The sun unleashed a mid-level solar flare on April 2, an event that was captured on video by NASA's Solar Dynamics Observatory.
This weekend's solar storm brought spectacular auroras over a big part of the Northern Hemisphere. Here are five facts about these dazzling – and sometimes dangerous – eruptions from our sun.
Studying the speed of particles in solar storms may help predict dangerous impacts: the slower the particles' speed, the higher the risk, say NASA scientists.
A giant solar eruption may bring an exceptional weekend northern lights display for those as far south as California and Alabama, a NASA scientist says.

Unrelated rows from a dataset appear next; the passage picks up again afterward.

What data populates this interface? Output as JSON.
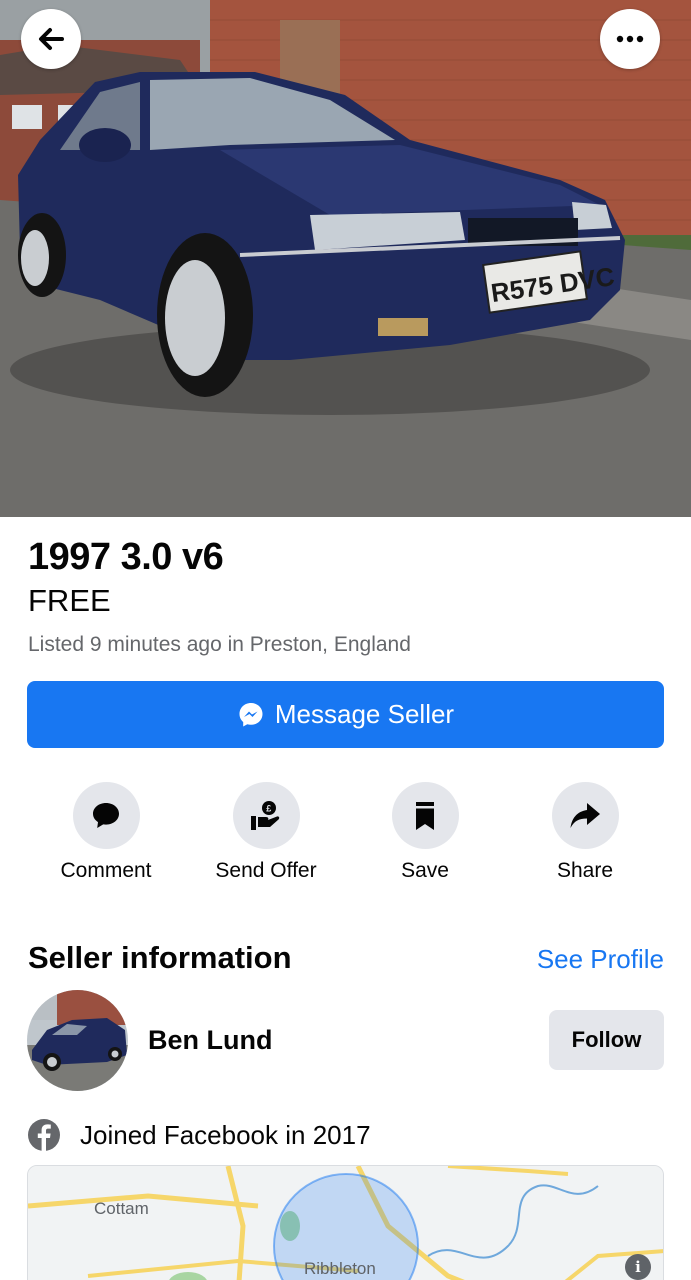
{
  "listing": {
    "title": "1997 3.0 v6",
    "price": "FREE",
    "listed": "Listed 9 minutes ago in Preston, England",
    "license_plate": "R575 DVC"
  },
  "primary_action": {
    "label": "Message Seller",
    "icon": "messenger-icon",
    "color": "#1877f2"
  },
  "actions": [
    {
      "label": "Comment",
      "icon": "comment-icon"
    },
    {
      "label": "Send Offer",
      "icon": "send-offer-icon"
    },
    {
      "label": "Save",
      "icon": "bookmark-icon"
    },
    {
      "label": "Share",
      "icon": "share-icon"
    }
  ],
  "seller": {
    "heading": "Seller information",
    "see_profile": "See Profile",
    "name": "Ben Lund",
    "follow": "Follow",
    "joined": "Joined Facebook in 2017"
  },
  "map": {
    "labels": [
      "Cottam",
      "Ribbleton"
    ],
    "info_icon": "i"
  },
  "header": {
    "back_icon": "arrow-left-icon",
    "more_icon": "more-dots-icon"
  },
  "colors": {
    "accent": "#1877f2",
    "button_grey": "#e4e6eb",
    "muted_text": "#65676b"
  }
}
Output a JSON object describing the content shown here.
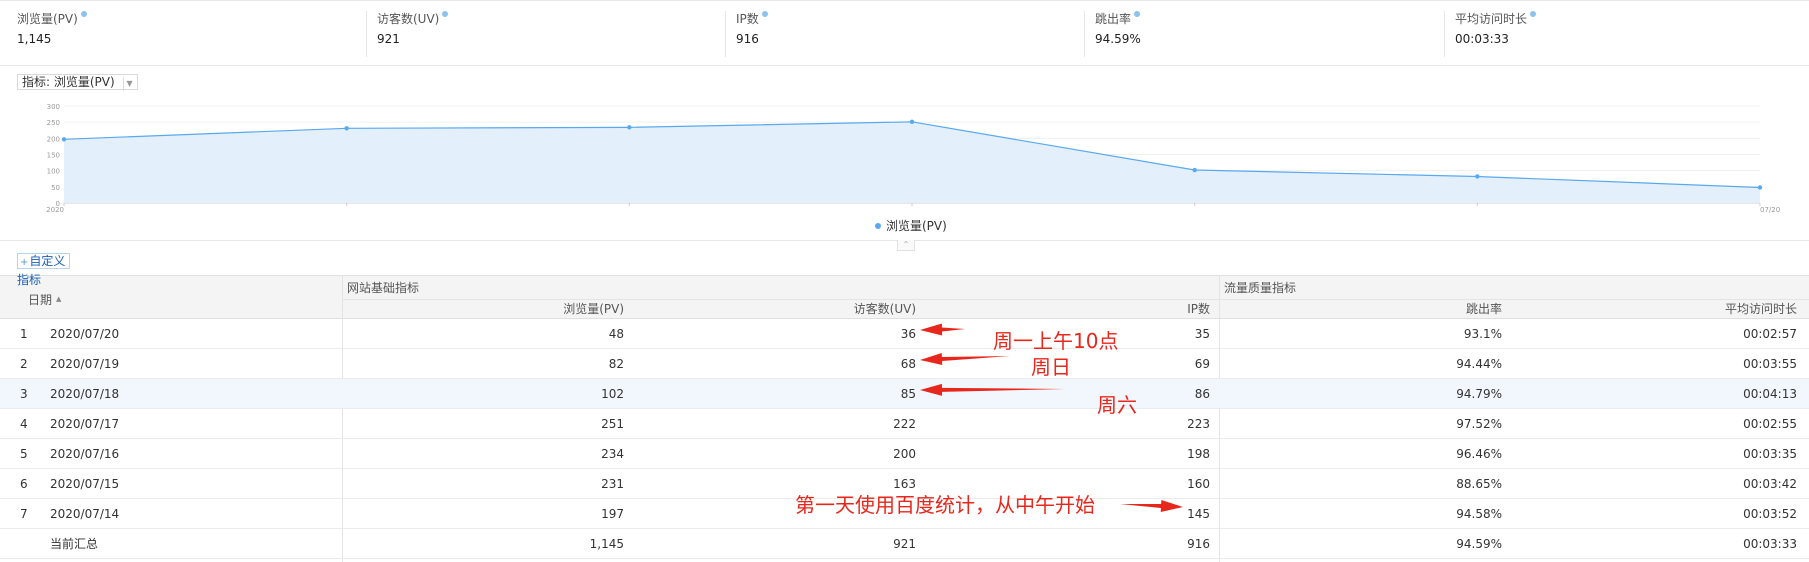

The strongest solar storm of the summer so far could send a wave of charged particles toward our planet that could supercharge northern lights displays, NASA scientists say.
The sun continues its active streak this week, spitting out yet another solar flare from the same region that produced two powerful eruptions this week.
Solar storm forecasters say the particles disgorged in a massive solar flare could strike Earth in a particular way, which would make a currently moderate solar storm more severe.
The two huge solar flares that erupted on the sun on Tuesday have produced a wave of charged particles that are now glancing off our planet's magnetic field.
The largest solar flare in years is hurdling towards Earth at 4 million mph and is expected to hit early Thursday morning.
The sun has hurled a cloud of charged particles in our direction, potentially disrupting satellites and inducing current in our power grids.